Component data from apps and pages

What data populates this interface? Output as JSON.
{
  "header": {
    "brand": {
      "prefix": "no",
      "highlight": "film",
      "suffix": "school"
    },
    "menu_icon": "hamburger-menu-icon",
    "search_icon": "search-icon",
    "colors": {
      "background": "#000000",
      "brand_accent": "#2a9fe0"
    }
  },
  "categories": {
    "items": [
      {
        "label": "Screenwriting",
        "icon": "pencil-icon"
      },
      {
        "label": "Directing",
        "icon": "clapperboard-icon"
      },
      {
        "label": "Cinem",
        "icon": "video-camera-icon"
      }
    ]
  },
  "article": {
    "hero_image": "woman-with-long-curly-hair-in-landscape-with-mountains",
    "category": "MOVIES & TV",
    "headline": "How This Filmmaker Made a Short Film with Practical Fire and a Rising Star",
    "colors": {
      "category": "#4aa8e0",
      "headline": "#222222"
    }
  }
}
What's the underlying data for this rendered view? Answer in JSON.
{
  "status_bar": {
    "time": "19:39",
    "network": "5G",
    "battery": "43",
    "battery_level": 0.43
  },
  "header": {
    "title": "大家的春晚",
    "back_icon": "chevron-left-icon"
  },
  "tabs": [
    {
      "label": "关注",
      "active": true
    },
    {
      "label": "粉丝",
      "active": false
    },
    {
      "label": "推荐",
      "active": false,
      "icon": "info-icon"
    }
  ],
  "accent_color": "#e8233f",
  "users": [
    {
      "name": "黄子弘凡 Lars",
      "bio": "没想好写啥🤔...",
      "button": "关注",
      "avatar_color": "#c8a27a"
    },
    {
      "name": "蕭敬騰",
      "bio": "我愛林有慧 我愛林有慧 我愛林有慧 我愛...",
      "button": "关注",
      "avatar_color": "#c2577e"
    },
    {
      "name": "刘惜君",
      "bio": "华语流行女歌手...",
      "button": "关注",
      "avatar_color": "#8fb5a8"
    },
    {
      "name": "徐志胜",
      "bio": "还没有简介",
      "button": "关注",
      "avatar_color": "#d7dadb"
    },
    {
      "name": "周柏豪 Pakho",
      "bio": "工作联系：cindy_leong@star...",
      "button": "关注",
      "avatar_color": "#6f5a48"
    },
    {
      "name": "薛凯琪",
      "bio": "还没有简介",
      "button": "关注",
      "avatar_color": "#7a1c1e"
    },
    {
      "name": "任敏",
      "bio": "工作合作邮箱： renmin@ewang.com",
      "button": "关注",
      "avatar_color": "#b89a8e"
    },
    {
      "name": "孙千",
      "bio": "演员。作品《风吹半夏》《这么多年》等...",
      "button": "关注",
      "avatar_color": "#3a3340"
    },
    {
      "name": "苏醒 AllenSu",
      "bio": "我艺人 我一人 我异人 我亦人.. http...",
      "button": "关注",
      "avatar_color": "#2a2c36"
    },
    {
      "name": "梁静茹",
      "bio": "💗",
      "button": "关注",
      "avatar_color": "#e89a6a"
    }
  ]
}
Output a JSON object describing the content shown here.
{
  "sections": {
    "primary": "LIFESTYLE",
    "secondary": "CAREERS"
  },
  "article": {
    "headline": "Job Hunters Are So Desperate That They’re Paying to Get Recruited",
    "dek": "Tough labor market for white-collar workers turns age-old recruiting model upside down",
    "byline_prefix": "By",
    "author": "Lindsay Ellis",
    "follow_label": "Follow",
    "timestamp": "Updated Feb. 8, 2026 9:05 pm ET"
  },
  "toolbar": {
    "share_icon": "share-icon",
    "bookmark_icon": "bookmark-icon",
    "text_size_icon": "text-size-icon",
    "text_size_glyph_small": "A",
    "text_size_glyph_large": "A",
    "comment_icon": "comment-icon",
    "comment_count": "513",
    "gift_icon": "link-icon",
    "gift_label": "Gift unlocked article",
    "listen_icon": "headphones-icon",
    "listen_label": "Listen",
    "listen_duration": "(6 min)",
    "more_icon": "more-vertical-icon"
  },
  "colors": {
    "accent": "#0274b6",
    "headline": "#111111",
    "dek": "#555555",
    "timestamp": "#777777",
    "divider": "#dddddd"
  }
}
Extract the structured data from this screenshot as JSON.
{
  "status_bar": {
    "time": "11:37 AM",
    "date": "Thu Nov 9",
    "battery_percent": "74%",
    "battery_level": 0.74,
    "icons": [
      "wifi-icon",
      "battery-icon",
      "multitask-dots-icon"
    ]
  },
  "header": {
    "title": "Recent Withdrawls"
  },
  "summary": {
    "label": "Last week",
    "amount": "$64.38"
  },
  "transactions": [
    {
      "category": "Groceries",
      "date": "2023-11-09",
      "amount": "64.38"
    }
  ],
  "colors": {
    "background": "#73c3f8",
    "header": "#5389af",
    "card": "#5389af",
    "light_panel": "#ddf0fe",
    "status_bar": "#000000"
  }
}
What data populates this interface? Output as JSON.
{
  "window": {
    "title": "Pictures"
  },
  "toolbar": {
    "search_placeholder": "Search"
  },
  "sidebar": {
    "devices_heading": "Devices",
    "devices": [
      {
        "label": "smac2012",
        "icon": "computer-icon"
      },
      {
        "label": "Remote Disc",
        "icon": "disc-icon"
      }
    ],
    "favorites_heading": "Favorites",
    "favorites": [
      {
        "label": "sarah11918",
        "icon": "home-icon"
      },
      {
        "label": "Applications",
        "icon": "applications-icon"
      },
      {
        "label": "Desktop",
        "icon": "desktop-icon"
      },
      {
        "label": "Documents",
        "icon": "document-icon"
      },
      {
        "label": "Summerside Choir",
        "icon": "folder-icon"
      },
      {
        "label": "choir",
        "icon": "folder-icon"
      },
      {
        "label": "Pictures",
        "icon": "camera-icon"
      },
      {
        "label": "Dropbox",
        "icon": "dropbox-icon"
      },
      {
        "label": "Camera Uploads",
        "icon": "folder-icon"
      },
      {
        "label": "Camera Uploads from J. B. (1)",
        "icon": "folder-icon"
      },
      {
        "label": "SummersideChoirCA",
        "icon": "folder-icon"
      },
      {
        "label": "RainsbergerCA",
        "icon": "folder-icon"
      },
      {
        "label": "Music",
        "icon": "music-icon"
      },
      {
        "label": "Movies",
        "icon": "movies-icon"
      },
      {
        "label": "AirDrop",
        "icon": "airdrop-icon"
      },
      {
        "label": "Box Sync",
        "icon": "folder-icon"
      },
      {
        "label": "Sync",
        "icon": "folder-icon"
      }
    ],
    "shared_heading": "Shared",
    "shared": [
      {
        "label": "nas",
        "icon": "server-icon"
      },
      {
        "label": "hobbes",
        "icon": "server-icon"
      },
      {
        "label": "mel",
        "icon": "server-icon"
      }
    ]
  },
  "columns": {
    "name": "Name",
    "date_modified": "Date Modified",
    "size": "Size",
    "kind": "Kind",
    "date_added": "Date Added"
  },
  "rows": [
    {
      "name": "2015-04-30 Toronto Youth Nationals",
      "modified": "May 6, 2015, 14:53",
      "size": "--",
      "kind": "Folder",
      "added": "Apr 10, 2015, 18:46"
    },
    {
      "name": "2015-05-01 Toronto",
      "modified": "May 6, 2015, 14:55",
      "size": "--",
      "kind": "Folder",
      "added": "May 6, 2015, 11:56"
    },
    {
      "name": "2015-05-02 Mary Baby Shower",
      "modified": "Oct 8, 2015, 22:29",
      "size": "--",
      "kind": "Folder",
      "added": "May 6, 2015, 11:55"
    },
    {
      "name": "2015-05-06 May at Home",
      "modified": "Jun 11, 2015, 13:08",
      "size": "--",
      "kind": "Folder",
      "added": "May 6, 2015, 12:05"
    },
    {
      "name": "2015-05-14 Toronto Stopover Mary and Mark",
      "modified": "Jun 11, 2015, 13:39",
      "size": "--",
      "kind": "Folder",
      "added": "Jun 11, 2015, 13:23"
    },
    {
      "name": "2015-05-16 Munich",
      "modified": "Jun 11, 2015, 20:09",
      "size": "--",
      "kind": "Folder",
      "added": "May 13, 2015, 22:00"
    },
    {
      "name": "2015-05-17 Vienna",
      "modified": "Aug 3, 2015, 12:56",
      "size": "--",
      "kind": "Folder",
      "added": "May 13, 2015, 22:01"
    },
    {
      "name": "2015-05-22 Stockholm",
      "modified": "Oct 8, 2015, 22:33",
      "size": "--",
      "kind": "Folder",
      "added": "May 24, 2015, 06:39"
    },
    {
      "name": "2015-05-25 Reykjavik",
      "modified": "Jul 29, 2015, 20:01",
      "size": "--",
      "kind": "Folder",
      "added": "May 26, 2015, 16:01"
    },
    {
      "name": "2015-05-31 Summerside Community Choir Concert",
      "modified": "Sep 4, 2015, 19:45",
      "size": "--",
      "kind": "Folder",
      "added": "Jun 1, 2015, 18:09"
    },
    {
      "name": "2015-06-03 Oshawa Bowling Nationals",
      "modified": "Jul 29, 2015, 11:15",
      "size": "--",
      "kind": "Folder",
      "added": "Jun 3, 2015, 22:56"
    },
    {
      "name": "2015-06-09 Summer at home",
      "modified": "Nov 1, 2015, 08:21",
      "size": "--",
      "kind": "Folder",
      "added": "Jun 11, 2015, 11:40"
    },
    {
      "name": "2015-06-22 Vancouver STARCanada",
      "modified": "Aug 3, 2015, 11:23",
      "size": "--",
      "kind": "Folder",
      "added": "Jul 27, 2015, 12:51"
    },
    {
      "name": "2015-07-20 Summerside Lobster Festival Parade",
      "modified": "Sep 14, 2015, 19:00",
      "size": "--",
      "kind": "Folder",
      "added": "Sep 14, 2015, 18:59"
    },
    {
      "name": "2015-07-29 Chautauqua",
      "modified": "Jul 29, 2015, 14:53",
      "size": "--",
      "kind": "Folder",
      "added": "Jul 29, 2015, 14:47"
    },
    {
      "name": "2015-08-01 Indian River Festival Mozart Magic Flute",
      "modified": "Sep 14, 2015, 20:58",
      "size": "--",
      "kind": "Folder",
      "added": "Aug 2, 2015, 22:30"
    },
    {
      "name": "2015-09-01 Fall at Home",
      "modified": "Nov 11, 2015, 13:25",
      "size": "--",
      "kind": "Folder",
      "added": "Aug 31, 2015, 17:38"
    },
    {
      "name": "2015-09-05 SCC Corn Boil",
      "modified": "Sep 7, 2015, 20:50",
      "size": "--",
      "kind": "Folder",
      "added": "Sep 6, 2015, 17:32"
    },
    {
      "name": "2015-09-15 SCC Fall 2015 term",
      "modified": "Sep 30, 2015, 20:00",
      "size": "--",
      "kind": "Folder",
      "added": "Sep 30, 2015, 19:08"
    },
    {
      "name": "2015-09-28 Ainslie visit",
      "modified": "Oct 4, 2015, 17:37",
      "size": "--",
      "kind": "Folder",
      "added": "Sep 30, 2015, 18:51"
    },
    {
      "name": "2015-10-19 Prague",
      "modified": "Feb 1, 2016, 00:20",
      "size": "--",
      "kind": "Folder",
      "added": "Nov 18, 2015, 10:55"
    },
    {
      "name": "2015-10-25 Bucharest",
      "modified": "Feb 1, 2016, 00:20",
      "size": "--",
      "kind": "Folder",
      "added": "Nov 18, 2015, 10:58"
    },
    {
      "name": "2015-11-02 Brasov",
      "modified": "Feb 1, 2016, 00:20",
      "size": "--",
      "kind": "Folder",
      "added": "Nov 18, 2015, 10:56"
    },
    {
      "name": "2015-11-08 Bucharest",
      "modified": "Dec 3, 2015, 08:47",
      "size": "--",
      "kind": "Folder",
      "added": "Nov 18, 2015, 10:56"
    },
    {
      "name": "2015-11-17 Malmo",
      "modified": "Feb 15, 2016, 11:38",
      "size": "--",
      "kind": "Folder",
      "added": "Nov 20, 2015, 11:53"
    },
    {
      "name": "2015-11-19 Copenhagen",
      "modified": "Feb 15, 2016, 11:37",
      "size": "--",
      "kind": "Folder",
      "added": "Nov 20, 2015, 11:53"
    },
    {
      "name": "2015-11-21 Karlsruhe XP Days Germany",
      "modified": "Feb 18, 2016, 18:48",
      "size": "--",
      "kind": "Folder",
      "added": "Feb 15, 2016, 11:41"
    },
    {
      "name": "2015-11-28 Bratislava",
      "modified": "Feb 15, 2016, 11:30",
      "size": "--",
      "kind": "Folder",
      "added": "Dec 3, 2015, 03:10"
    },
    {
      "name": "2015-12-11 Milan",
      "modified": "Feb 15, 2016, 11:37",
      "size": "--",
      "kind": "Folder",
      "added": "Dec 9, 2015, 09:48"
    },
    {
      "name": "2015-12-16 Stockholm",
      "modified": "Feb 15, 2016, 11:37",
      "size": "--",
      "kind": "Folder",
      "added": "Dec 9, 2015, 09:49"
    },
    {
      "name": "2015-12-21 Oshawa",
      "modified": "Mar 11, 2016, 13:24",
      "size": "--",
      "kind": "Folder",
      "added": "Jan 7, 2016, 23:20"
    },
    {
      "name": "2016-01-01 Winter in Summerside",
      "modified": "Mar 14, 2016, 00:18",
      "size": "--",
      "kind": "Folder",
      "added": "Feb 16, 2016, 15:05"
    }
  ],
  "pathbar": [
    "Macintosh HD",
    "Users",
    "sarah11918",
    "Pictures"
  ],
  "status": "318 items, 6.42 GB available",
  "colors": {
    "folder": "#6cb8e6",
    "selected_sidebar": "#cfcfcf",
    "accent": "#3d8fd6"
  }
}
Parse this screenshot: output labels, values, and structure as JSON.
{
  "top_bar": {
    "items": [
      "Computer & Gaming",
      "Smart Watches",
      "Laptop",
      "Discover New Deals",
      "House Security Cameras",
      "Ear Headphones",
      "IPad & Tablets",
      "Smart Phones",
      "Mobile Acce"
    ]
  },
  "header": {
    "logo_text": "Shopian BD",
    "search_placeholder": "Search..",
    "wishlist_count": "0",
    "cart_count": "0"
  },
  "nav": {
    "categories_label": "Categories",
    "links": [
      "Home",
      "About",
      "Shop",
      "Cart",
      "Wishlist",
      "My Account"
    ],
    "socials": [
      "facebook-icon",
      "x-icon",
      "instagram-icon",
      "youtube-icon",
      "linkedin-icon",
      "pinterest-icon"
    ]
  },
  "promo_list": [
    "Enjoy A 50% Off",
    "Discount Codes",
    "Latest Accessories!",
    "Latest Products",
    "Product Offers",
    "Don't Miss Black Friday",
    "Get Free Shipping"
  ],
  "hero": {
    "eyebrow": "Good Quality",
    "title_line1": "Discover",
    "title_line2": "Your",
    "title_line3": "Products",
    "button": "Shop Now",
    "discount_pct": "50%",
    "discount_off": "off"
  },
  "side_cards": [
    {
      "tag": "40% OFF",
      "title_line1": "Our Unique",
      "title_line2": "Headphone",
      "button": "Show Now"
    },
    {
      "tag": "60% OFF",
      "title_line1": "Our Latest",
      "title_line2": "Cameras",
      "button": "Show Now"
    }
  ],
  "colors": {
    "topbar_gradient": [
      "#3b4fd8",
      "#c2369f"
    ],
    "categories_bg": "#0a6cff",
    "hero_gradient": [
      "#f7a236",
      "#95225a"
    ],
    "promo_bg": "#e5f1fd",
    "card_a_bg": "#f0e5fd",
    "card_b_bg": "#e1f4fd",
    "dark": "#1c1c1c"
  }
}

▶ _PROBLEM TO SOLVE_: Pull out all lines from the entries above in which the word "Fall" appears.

▶ _EXPECTED OUTPUT_:
      "name": "2015-09-01 Fall at Home",
      "name": "2015-09-15 SCC Fall 2015 term",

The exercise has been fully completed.